EXERCISE DETAILS
Wherever the string "Name" appears in the listing, copy that line.

SOURCE INFORMATION
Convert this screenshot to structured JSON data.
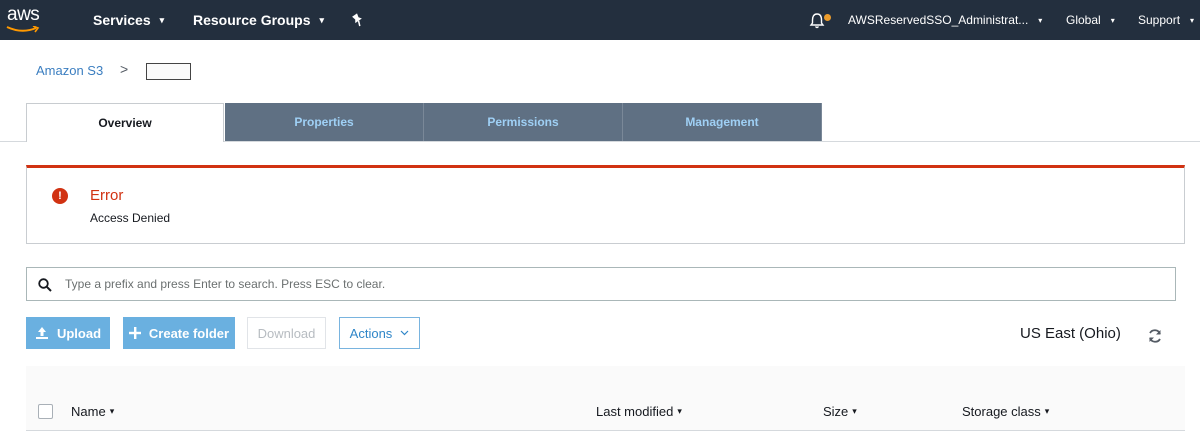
{
  "nav": {
    "logo_text": "aws",
    "services_label": "Services",
    "resource_groups_label": "Resource Groups",
    "account_label": "AWSReservedSSO_Administrat...",
    "region_label": "Global",
    "support_label": "Support",
    "caret": "▾"
  },
  "breadcrumb": {
    "root": "Amazon S3",
    "separator": ">"
  },
  "tabs": [
    {
      "label": "Overview",
      "active": true
    },
    {
      "label": "Properties",
      "active": false
    },
    {
      "label": "Permissions",
      "active": false
    },
    {
      "label": "Management",
      "active": false
    }
  ],
  "error": {
    "icon": "!",
    "title": "Error",
    "message": "Access Denied"
  },
  "search": {
    "placeholder": "Type a prefix and press Enter to search. Press ESC to clear.",
    "value": ""
  },
  "actions": {
    "upload": "Upload",
    "create_folder": "Create folder",
    "download": "Download",
    "actions": "Actions"
  },
  "region_display": "US East (Ohio)",
  "table": {
    "columns": [
      "Name",
      "Last modified",
      "Size",
      "Storage class"
    ]
  },
  "colors": {
    "nav_bg": "#232f3e",
    "error_red": "#d13212",
    "primary_btn": "#6ab0e0",
    "link_blue": "#3b7ec0",
    "tab_inactive_bg": "#5f7083"
  },
  "icons": [
    "bell-icon",
    "pin-icon",
    "exclamation-icon",
    "search-icon",
    "upload-icon",
    "plus-icon",
    "refresh-icon",
    "chevron-down-icon"
  ]
}
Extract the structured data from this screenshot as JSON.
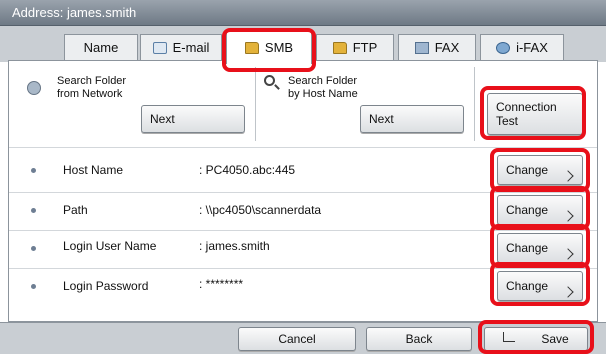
{
  "header": {
    "address_label": "Address:",
    "address_value": "james.smith"
  },
  "tabs": {
    "name": "Name",
    "email": "E-mail",
    "smb": "SMB",
    "ftp": "FTP",
    "fax": "FAX",
    "ifax": "i-FAX"
  },
  "search_network": {
    "line1": "Search Folder",
    "line2": "from Network",
    "next_label": "Next"
  },
  "search_host": {
    "line1": "Search Folder",
    "line2": "by Host Name",
    "next_label": "Next"
  },
  "connection_test": {
    "line1": "Connection",
    "line2": "Test"
  },
  "fields": [
    {
      "label": "Host Name",
      "value": ": PC4050.abc:445",
      "change_label": "Change"
    },
    {
      "label": "Path",
      "value": ": \\\\pc4050\\scannerdata",
      "change_label": "Change"
    },
    {
      "label": "Login User Name",
      "value": ": james.smith",
      "change_label": "Change"
    },
    {
      "label": "Login Password",
      "value": ": ********",
      "change_label": "Change"
    }
  ],
  "footer": {
    "cancel_label": "Cancel",
    "back_label": "Back",
    "save_label": "Save"
  },
  "colors": {
    "highlight": "#e8101a",
    "panel_bg": "#c9ced3"
  }
}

FINISHED EXERCISE
      "Name",
    "name": "Name",
    "line2": "by Host Name",
      "label": "Host Name",
      "label": "Login User Name",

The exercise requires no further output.